- _Required work_
Look through the records and copy every line in which "likes" appears.

- _Records for processing_
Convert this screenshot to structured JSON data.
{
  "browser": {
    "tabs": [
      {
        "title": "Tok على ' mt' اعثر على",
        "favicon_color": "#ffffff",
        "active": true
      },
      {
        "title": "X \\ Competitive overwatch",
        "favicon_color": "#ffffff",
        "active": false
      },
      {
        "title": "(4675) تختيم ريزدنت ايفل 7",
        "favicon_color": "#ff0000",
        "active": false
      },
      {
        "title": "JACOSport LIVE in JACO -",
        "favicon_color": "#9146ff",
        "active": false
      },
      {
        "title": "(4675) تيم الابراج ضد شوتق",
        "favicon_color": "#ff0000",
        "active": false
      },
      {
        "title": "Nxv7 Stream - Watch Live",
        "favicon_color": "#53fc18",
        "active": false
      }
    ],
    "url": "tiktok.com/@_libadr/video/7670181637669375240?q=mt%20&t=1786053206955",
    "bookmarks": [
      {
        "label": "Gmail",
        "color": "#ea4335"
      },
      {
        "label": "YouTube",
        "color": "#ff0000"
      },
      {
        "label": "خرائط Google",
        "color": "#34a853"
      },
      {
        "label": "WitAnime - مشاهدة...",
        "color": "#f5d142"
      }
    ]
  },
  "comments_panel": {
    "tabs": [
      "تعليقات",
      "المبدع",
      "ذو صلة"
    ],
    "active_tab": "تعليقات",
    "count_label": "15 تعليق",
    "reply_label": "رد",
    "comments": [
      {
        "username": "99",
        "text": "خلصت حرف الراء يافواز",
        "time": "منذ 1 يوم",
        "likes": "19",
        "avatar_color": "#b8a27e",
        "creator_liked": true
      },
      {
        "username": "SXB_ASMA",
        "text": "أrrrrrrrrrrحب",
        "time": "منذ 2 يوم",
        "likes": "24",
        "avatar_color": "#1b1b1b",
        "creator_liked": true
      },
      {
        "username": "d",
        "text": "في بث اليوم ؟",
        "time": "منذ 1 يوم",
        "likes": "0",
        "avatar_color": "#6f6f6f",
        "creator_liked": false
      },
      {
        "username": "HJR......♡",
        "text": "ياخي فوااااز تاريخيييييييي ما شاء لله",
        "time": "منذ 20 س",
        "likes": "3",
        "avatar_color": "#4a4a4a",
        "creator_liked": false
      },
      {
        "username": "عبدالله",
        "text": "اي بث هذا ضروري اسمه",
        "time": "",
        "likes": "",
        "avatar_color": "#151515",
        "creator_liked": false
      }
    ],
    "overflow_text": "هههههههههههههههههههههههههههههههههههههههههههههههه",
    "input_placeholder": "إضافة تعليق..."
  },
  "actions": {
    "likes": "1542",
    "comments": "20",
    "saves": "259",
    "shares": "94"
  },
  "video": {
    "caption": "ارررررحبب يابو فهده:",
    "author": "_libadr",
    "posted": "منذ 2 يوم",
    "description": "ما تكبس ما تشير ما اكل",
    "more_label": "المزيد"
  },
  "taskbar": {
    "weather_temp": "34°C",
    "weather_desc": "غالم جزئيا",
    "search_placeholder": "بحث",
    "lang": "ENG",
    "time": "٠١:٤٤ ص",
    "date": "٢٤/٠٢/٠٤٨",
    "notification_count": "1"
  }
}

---

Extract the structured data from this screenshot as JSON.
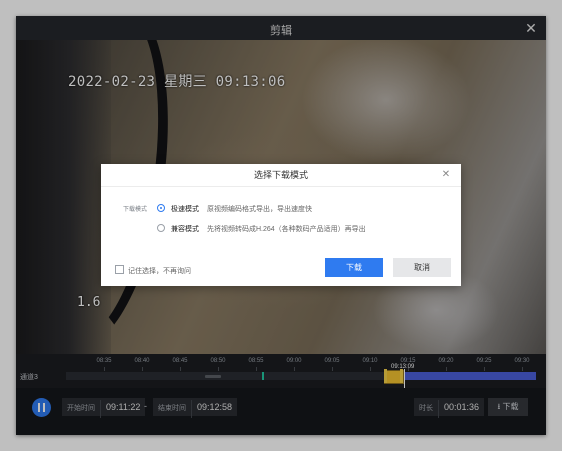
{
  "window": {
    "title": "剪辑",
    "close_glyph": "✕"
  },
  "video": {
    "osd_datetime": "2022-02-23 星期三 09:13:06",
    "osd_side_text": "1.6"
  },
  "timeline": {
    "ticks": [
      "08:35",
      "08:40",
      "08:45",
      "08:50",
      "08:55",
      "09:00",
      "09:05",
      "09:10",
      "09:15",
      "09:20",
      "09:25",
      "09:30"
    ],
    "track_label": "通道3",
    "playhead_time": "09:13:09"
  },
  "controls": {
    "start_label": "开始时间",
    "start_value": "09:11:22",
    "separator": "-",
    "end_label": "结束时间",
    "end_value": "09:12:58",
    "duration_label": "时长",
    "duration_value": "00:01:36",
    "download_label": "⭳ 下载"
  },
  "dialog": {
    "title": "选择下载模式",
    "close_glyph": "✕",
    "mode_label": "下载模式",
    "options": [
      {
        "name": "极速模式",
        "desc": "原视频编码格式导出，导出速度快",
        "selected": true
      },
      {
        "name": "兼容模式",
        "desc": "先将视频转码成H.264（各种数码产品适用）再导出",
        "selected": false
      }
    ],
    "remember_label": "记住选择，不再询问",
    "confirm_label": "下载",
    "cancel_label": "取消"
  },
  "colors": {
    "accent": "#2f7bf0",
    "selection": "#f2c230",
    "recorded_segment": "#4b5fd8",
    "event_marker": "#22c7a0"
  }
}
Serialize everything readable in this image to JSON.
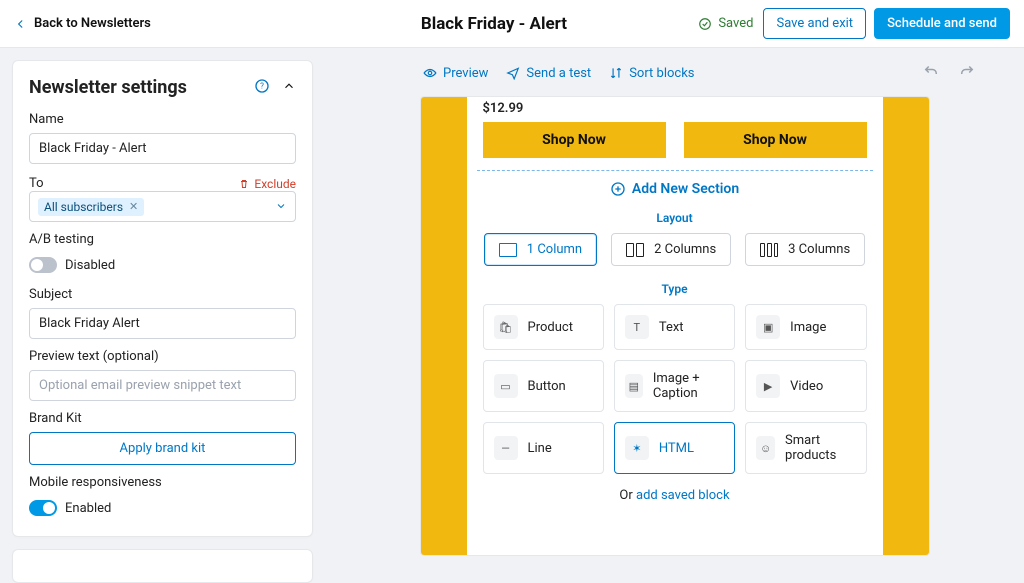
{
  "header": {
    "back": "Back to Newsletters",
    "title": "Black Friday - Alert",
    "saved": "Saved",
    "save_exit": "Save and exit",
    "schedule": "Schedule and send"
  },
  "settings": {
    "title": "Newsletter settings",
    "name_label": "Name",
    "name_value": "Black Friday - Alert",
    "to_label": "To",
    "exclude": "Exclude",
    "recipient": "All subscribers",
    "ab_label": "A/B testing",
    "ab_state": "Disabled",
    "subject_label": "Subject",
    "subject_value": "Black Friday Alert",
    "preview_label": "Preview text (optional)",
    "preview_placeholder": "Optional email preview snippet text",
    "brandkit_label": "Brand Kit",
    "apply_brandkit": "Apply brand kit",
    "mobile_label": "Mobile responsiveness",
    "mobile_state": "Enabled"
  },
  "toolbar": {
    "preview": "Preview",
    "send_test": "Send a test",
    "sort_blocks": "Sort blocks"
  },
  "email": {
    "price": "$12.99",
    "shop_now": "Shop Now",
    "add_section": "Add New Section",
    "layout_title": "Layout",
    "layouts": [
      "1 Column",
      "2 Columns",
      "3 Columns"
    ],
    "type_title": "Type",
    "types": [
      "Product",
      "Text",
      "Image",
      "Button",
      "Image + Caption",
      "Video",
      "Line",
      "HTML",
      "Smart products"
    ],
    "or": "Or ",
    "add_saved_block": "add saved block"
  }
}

- _Response area_
        "likes": "19",
        "likes": "24",
        "likes": "0",
        "likes": "3",
        "likes": "",
    "likes": "1542",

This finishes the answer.